The risk of measure more heat-related deaths is one of the most serious consequences of climate change. Heat stress can worsen existing conditions like diabetes, kidney disease, and heart disease. Senior citizens are especially vulnerable.
You may surprise to hear that recent research suggests climate change could reduce the number of deaths relate to temperature in Australia. A related study in The Lancet also found that the cold kills more people than heat in Sydney, Melbourne, and Brisbane.
My research, however, publish in Climatic change. I used a similar method to the one used in The Lancet’s study and found that heat is responsible for the majority of Australian deaths due to temperature.
Temperature-related deaths are one measure we use to evaluate the impact of climate change. It is important that we measure them consistently and accurately.
How Can Researchers Measure The Death Rate From Temperature-Related Causes?
It is important to estimate the deaths due to cold and hot weather. This done by using a baseline temperature. The reference temperature should the day when people feel comfortable in their region and their health is not affect by heat or cold. Deaths due to temperature-related causes below this temperature will be classified as cold-related. Deaths above it will consider heat-relate.
To distinguish between deaths caused by temperature and deaths that are not, we use statistical techniques. To account for seasonal factors such as flu seasons, estimates must adjust. Although flu and pneumonia deaths increase in winter, they are not directly related to the cold.
The assumptions and modelling techniques used to calculate temperature-related deaths can affect the estimates. However, the use of different reference temperatures is a major issue that can cause discrepancies in results. This affects the percentage of deaths that are attribute to heat and cold.
The Importance If The Temperature Reference
As a curve, the risk of death due to high/low temperatures can shown in relation to the reference. The figure below shows how the estimate curves, call temperature-mortality curves, can differ when the reference temperature is changed. It compares temperature-mortality curves from my latest study (the bottom row), to those from the study published in The Lancet (the top row).
The parts of the curve that are define as heat or cold are shown in red and blue shading. Arrows indicate the reference temperature that was use to calculate the curves.
Numerous studies, including that of Lancet, have calculated the death toll from heat and cold by using what is call the minimum mortality temperature (MMT), as the reference temperature.
The MMT is the lowest point of a temperature-mortality curve and is often interpret as the daily average temperature at which there’s the lowest risk of death.

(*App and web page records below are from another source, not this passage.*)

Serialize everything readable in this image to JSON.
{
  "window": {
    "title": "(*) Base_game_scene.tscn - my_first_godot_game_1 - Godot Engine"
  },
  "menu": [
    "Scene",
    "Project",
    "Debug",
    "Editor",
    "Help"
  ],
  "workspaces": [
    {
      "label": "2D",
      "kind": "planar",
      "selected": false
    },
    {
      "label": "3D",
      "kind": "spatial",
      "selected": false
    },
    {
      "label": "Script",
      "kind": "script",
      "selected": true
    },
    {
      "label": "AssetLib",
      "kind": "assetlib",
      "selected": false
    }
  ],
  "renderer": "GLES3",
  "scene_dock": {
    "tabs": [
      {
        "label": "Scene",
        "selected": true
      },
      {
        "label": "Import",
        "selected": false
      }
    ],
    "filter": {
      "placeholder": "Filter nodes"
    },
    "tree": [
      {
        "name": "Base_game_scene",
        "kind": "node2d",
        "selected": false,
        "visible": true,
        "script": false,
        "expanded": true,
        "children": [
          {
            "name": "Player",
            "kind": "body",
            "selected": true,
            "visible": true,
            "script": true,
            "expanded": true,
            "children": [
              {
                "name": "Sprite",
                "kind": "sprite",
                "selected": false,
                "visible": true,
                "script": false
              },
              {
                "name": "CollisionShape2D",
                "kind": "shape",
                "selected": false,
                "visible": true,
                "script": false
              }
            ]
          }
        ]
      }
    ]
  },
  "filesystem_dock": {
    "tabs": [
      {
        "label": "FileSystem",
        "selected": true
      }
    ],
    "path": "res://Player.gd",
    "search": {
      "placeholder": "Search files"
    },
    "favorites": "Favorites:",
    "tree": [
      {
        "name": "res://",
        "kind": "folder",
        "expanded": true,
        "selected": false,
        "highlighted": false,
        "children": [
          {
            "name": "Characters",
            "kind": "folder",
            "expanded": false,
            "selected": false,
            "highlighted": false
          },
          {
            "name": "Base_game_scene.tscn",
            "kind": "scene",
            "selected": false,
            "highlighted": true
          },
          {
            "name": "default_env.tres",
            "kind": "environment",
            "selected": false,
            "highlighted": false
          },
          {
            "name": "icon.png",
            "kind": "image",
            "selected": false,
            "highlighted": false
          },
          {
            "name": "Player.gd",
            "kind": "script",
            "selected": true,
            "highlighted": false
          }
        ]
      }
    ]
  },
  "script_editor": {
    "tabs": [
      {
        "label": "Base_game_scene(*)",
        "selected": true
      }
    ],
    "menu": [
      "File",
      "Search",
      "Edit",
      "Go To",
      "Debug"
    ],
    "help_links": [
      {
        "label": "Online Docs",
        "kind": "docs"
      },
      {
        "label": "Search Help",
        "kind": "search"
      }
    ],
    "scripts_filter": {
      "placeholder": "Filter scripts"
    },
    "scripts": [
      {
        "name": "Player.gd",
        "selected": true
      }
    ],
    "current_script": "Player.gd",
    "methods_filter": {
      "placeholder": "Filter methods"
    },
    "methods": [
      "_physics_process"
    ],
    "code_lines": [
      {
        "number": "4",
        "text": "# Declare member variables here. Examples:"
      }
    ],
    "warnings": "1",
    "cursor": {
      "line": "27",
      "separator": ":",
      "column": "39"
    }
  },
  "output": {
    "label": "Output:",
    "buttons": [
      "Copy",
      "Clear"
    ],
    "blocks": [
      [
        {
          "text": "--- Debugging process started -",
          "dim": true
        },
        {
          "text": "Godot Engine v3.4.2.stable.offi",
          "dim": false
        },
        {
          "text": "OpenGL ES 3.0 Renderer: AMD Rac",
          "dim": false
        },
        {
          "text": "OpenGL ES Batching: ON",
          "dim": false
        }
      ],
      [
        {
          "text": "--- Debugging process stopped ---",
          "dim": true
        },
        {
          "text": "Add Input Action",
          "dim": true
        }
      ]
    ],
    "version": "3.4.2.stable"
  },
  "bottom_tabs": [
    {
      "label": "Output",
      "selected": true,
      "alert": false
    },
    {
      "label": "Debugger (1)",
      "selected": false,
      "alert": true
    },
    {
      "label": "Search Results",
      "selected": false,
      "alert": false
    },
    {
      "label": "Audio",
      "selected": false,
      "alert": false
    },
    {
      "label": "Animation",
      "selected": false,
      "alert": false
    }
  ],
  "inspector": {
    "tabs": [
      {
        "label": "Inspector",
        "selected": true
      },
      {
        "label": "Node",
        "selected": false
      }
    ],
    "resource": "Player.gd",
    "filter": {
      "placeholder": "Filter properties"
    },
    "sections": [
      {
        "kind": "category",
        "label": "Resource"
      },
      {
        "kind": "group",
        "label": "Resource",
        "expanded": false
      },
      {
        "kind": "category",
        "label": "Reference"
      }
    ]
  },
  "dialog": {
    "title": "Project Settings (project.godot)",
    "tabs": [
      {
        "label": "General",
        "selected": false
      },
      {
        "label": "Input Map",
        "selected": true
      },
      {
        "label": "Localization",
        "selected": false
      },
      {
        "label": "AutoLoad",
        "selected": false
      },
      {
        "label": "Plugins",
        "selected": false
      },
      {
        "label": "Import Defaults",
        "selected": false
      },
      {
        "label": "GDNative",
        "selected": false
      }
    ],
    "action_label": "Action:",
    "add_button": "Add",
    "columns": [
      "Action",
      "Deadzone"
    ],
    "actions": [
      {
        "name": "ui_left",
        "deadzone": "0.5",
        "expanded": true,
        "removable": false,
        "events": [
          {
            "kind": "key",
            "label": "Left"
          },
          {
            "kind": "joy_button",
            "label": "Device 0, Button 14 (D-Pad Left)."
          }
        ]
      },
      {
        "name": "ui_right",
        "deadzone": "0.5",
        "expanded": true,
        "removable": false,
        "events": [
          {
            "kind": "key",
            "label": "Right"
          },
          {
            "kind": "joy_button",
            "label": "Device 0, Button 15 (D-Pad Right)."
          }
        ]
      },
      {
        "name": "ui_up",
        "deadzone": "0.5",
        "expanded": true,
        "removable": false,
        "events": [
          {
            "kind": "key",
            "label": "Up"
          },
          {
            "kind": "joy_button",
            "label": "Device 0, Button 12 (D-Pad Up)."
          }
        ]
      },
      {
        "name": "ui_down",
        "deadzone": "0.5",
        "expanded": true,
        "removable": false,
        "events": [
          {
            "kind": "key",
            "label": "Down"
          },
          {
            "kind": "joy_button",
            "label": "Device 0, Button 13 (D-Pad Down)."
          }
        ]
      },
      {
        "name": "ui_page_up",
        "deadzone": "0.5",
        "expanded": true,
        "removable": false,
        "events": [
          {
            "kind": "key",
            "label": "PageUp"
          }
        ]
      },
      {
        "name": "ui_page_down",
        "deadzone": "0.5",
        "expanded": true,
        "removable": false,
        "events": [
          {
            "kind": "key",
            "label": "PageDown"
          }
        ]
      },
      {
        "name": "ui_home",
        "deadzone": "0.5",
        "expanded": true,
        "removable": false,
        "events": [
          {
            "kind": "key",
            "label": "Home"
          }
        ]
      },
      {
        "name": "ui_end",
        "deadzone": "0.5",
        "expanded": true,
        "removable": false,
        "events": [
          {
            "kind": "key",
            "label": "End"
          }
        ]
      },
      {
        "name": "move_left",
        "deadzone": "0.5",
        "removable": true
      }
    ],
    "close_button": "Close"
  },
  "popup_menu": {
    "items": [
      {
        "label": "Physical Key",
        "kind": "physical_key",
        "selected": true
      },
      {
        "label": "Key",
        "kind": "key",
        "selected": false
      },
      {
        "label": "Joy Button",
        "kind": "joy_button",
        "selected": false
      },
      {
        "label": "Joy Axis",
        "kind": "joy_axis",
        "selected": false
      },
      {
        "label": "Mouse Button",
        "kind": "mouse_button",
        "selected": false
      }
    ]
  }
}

Based on Australia’s findings, I am concerned that the MMT (reference temperature) used in The Lancet study is too high. A reference temperature of 22.4degC, shown in the figure above, meant that almost 90% of Melbourne’s historic daily average temperatures were consider cold. This could translate to a day with an average temperature of 31.4degC, and a night with a minimum temperature of 13.4degC.
In my most recent study, I used a different temperature as the reference temperature. As the reference temperature, I used the median of historical daily temperatures. In my study, cold days in Melbourne were those below 14.7 degrees Celsius. Any daily average temperature above 14.7degC is consider hot.
The median temperature is use as the reference temperature. This creates a 50/50 split of what is consider hot and cold.
Compare The Measure Results
To estimate the temperature-related deaths in six climate zones, I also used a different temperature reference. These range from areas experiencing a hot, humid summer in the north to areas experiencing mild/warm summers and cold seasons in Tasmania, the ACT, parts of NSW, and Victoria.
Other studies that I have mentioned included data from many cities around the globe. But only the three largest Australian capitals (Sydney and Melbourne) were use.